Sometimes reading another’s words regarding a mindset that we are aching for, or are ready for, can take us to that mindset. In mere pithy paragraphs. In the considered placement of phrases of care by the writer we can be drawn down into peace, stillness, mindfulness, what matters.

The act of considered care from the writer makes us feel safe to do that.

Teju Cole discussed this on Krista Tippett’s podcast. The role of the artist is ‘to get people to concentrate more’. Cole said,

‘The artist raises a palm as if to say hush and listen and let’s be still.”

This considered line, too, takes us straight there, right?

I’m a big fan of Charles Bukowski’s tussles through his torture. I trust him. I trust his considered placement of pain on a page. Have a read of the below…I’ll see you again at the bottom.

“Either peace or happiness, let it enfold you. When I was a young man, I felt these things were dumb, unsophisticated. I had bad blood, a twisted mind, a precarious upbringing. I was hard as granite, I leered at the sun. I trusted no man and especially no woman…. I challenged everything, was continually being evicted, jailed, in and out of fights, in and out of my mind…. Peace and happiness to me were signs of inferiority, tenants of the weak and addled mind.
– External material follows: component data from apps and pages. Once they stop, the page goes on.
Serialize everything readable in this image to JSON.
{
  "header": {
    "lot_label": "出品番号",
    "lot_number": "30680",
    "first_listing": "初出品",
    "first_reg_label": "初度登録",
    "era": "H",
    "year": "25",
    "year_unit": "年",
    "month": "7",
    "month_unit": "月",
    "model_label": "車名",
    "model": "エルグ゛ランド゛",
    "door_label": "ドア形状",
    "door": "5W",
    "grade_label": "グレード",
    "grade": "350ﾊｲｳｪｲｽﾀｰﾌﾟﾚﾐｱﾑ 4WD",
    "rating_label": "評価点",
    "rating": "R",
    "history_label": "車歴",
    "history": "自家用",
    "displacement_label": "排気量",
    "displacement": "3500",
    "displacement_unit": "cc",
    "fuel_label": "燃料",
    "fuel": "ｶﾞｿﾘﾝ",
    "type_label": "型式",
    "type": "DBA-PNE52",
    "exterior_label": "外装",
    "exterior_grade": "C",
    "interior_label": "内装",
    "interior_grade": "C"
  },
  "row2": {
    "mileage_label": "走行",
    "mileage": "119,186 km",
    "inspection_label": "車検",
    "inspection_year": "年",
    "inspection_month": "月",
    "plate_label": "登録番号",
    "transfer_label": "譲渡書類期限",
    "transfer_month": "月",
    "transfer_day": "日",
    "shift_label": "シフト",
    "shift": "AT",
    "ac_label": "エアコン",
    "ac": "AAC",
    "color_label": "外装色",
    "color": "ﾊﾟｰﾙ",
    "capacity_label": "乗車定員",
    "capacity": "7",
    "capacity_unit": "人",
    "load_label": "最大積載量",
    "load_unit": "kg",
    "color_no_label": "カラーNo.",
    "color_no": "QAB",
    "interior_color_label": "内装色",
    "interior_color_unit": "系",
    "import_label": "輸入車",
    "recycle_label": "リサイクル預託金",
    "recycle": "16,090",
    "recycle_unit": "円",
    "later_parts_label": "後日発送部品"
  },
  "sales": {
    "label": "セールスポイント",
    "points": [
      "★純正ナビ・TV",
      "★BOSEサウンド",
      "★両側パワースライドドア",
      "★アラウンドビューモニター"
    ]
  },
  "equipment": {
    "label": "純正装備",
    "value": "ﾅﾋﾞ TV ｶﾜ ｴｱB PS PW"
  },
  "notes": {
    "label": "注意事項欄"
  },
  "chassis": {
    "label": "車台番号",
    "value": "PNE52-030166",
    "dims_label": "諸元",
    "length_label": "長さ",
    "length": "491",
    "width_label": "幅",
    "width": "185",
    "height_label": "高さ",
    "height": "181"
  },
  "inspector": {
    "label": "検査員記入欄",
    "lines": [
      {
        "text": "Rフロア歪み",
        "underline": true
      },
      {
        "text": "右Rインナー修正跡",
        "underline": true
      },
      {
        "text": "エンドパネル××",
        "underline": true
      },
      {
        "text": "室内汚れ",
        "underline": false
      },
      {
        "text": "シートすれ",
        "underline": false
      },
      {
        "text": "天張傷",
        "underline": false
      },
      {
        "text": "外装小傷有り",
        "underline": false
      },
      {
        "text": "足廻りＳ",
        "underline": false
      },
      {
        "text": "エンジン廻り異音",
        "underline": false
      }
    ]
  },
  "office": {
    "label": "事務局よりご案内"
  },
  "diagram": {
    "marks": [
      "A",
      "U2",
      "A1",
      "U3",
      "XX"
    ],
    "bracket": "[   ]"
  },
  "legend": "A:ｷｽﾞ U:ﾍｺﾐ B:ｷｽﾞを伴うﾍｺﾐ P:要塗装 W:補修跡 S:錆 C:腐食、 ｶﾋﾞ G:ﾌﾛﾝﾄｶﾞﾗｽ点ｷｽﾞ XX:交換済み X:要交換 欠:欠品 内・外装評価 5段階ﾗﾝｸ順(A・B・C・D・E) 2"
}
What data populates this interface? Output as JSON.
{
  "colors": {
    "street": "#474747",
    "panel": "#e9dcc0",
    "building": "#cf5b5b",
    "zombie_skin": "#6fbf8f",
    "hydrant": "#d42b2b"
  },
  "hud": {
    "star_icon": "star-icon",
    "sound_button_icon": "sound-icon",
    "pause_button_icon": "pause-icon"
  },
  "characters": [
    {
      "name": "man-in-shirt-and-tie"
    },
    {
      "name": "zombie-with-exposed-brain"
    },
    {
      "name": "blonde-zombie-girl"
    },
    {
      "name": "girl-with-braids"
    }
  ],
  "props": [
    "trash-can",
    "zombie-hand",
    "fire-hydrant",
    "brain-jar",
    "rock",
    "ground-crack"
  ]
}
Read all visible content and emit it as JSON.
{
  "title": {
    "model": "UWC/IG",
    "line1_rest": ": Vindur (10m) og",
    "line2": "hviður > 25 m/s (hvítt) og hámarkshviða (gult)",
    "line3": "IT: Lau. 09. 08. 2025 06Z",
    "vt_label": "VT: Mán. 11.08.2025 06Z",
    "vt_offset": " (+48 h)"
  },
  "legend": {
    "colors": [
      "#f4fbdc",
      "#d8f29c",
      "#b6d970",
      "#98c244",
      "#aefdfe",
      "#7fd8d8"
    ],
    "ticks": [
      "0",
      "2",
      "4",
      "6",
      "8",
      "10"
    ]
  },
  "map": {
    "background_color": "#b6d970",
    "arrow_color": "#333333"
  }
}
But as I went on … it gradually began to occur to me that I wasn’t different from the others, I was the same… Everybody was nudging, inching, cheating for some insignificant advantage, the lie was the weapon and the plot was empty…. Cautiously, I allowed myself to feel good at times. I found moments of peace in cheap rooms just staring at the knobs of some dresser or listening to the rain in the dark. The less I needed the better I felt…. I re-formulated. I don’t know when, date, time, all that but the change occurred. Something in me relaxed, smoothed out. I no longer had to prove that I was a man, I didn’t have to prove anything. I began to see things: coffee cups lined up behind a counter in a cafe. Or a dog walking along a sidewalk. Or the way the mouse on my dresser top stopped there with its body, its ears, its nose, it was fixed, a bit of life caught within itself and its eyes looked at me and they were beautiful. Then- it was gone. I began to feel good, I began to feel good in the worst situations and there were plenty of those…. I welcomed shots of peace, tattered shards of happiness…. And finally I discovered real feelings of others, unheralded, like lately, like this morning, as I was leaving, for the track, I saw my wife in bed, just the shape of her head there…. so still, I ached for her life, just being there under the covers. I kissed her in the forehead, got down the stairway, got outside, got into my marvelous car, fixed the seatbelt, backed out the drive. Feeling warm to the fingertips, down to my foot on the gas pedal, I entered the world once more, drove down the hill past the houses full and empty of people, I saw the mailman, honked, he waved back at me.”

I’ve noticed a lot of my friends have gone to a similar ordinariness during isolation and found much peace in the narrowed parameters. Many (who scoffed my minimalist principles previously, as something of a quirky curiosity) have recently come to the place where less is more. Simple tattered peace becomes the boon. The more fretful chasing down of more is a liability.

This brings me much joy.

I, like Bukowski, have often seen the dialling down of my expectations of life, down to ordinary and less, as something you give into with age. But, really, it’s mostly something that is gifted to you, quietly and without fanfare, when you do the work to become mature and knowing. And it is work. Indeed it is!

I hope everyone reading this is able to use this time as an opportunity to dial down to ordinary and less, to square off with the fretting…sit in it sit in it sit in it. Watch it. Welcome the most tattered shards of happiness. And expand from there.

What writers hold up a palm and get you to hush?